"Parents' mixed feelings - sadness, confusion, fear will come in waves," she said. "And I can almost guarantee that sons or daughters are going through a tough time too. Your student may have been counting down the days until they leave, but when the time comes to go, they have many of the same feelings as you do."
Coming straight from one mother's mouth, Pam Thompson said, "Though you have a little hole in your heart, just remember your child will return to you."
Advice from parent and student
Parent Pam Thompson and student Shannon Thompson offered this advice:
- Spend some time figuring out how you are going to use your newfound freedom. You have more time on your hands, more privacy, fewer expectations and fewer demands. How do you get used to your own emancipation? Learn to play golf. Pick up tennis. Take a trip. Feel guiltless about working late.
- If you are married, rediscover each other. Try to get back to who you were as a couple before you had kids. Without the kids around, many parents extol the perks of not having to cook dinner (pancakes in the p.m.?) or deciding at the last minute to go to a movie.
- There's freedom, along with relief, that comes with not knowing every detail of your child's life - from the drama that occurs between boyfriend and girlfriend, the emotional roller-coaster of teenage years, the stress caused by everything from zits and disappointing grades to bad hair days and pushy roommates. You don't have to carry all their burdens anymore.
- Hold your tongue. You don't have to weigh in on everything. You don't have to say to your college student what you used to say to your high school student. Just because the child comes home from college doesn't mean you can revert to high school rules. There was no curfew at college. At school, they don't have to clean their room, eat their vegetables or do their laundry just because you said to. The days of reminding, prodding and nagging are over.
Keep in touch creatively. They will appreciate handwritten letters, care packages and photos from home.
- Don't overcommunicate. Yes, for a while students may call home two or three times a day. That's part of them easing into letting go. However, parents who call or text many times a day can do harm, including interrupting the student's "work day" and being a distraction.
- Think about how the siblings left behind feel. Roles will shift at home and they may go through a tough time as well.
- Try not to make too many changes to your home, especially your child's room. Don't act too quickly to turn the old space into a workout center or guest bedroom. Even making small changes like changing which drawer the silverware is in can be frustrating for a student visiting on a break. Home doesn't feel familiar.

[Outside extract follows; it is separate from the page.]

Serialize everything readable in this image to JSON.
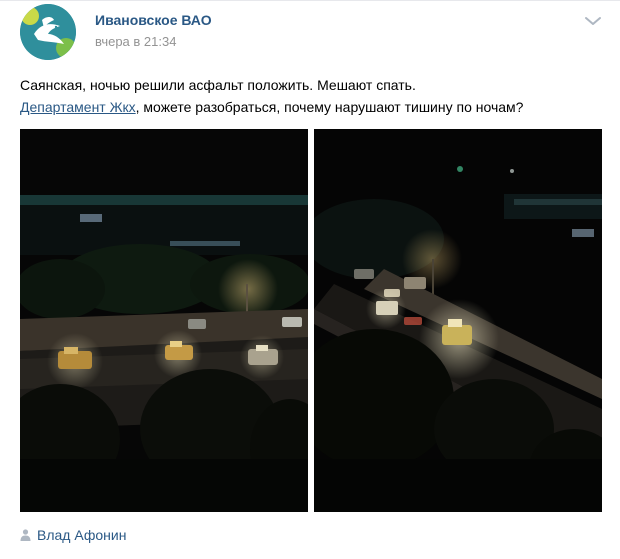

- Keep in touch creatively. They will appreciate handwritten letters, care packages and photos from home.
- Don't lay a guilt trip on them by saying things like, "It's so sad to see your room empty" or "We really wish you'd come home." Another guilt trip to avoid is telling them how much you are paying for college. Don't make your child feel financially indebted to you.
- Don't hound your student about academic issues. Keep up with them by asking about professors, talking about the difficulties of a class or give them a chance to brag about the work they've accomplished. Stay away from saying "you need" and "you should."
- When your student does come home, resist saying, "you've changed." Say it in a different way. Maybe they've developed a taste for foods they never used to eat or are listening to different music. Maybe their habits have changed, but if you do comment, stay positive and excited about how your child is exploring new sides of himself.
- Encourage your child to establish a spiritual "home base" where they can connect with other students who share their faith and religious background. To find a nearby ministry: www.gbhem.org/findyourplace.
*Passi-Klaus is a freelance writer for United Methodist Communications. This article was originally published August 22, 2013.